Guy: I think all that are very sound advice. In general, I think the notion of thinking about the developer as an attack factor is something that's probably overlooked, right? They consider the risks that happen when an attacker attacks their systems but not when they attack their developers. There was an interesting play with XcodeGhost with the malware in iOS world where a malicious Xcode was distributed and developers of mobile apps were somehow compromised.
They basically used the XcodeGhost, but really they weren't the target. They were just the distribution vehicle. The real target was attackers adding and injecting malware to the applications that those developers submitted to the App Store and therefore, compromising that many more users that installed those on their phones. In this case, it's literally a distribution vehicle to many systems but to the kind of new many devices and users but in the case of a B2B startup or even like a B2C startup, you get compromised, the developer gets compromised, the software gets compromised.
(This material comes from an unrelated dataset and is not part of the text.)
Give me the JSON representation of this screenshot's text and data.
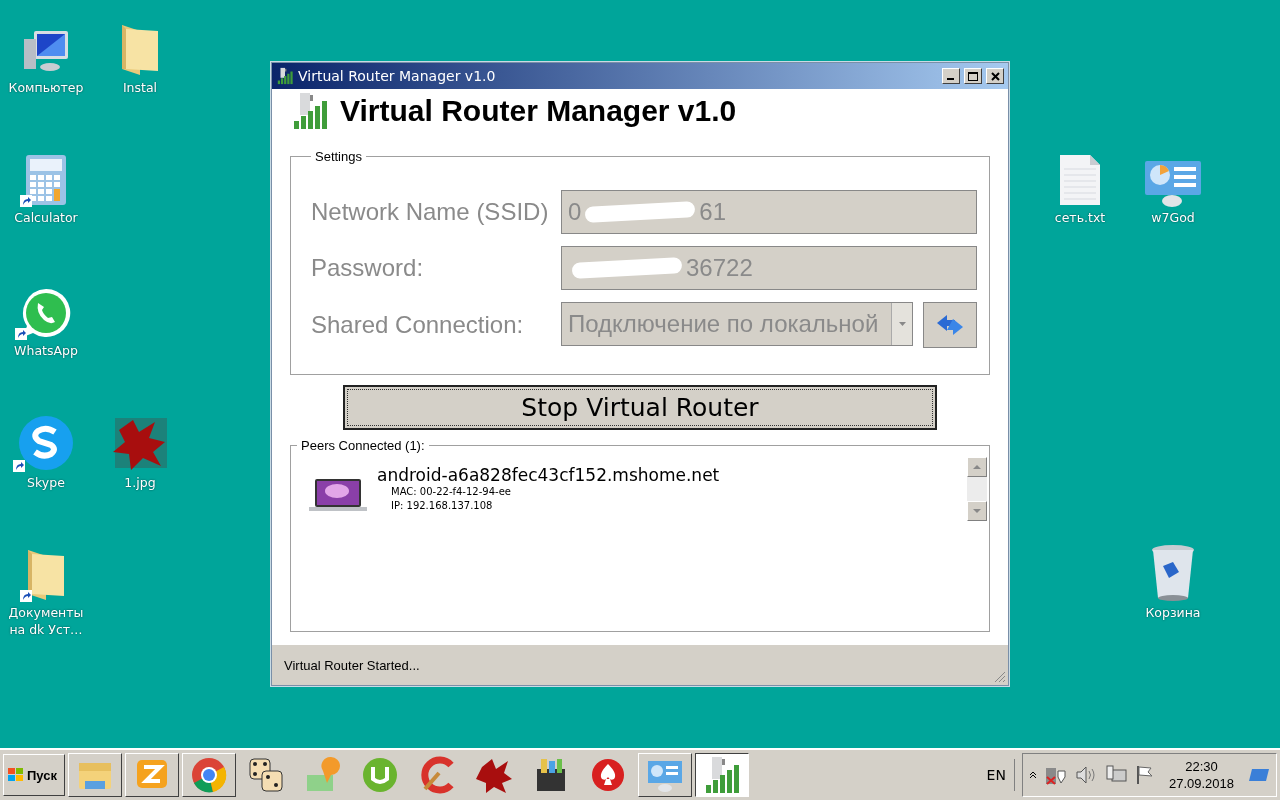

That might be your path to many user's data, that might be your path to many users they're visiting. A lot of these components I kind of enjoy the conversation or the highlight of the practices in them. I think that might even be like a good finishing note is just to say that a security policy gets triggered from a big customer asking for it, right? Or sort of from an audit requirement, but it really is a good opportunity to just have all of these conversations and to think about them if you haven't done them. It's not all just like necessary evil and a piece of paperwork that you need to create.
Geva: No, definitely not. Whatever gets the conversation going inside the organization, whatever external driver, external push you need, just as long as you have it, that's what counts.
Guy: Cool. I guess before I let you go Geva, just one last question that I ask many of my guest is what's your one pet peeve or recommendation to a developer or a dev shop, an organization trying to up level their level of security. What's the kind of one thing that you would recommend that they do?
Geva: Let me give one concrete piece of advice that everybody can go out and do today or check if they're doing today. One, you take into consideration you have a company, you have your products, you're specializing in it, but there are all these great infrastructure companies that do have security specialists, network architects, database architects and they're masters of building all the stuff. They're definitely way ahead of your organization.
If there's one recommendation, actionable recommendation I can go give everybody is
Make sure all of your servers are behind a load balancer, a CDN or some reverse proxy that's managed by your cloud infrastructure.
If you go to your DNS table and you see an IP of one of your servers there, that's just not the way to go. Shut a few box, put it behind a load balancer, and let Amazon, Google, and Microsoft whoever your cloud is be the first layer of defense between your company and the internet.
Guy: Yeah, that sounds like really good advice. Introduce a little bit of the pros, kind of you and world to not be the low-hanging fruit attack target.
Geva: Yeah and in that sense, there's always the story about the two guys who were walking in the forest and they see a bear. And the bear starts running after them. Well, you don't need to be one that's running faster than the bear, you just need to be the one that's running faster than your friend. Just be a little bit more secure than your competitors. That can be a milestone for you that'll definitely put you in a better place.
Guy: Just be more secure than the next guy. This was a super enlightening conversation Geva. Thanks for coming over. If people have further questions for you, they want to connect with you, contact you, how can they reach you?
Geva: Best just to email me. My email is email@example.com. Or use the contact form on my website, www.snowypeaksecurity.com.
Guy: Cool. Thanks a lot. I hope you enjoyed this episode. Tune in for the next one.
Geva: Thank you.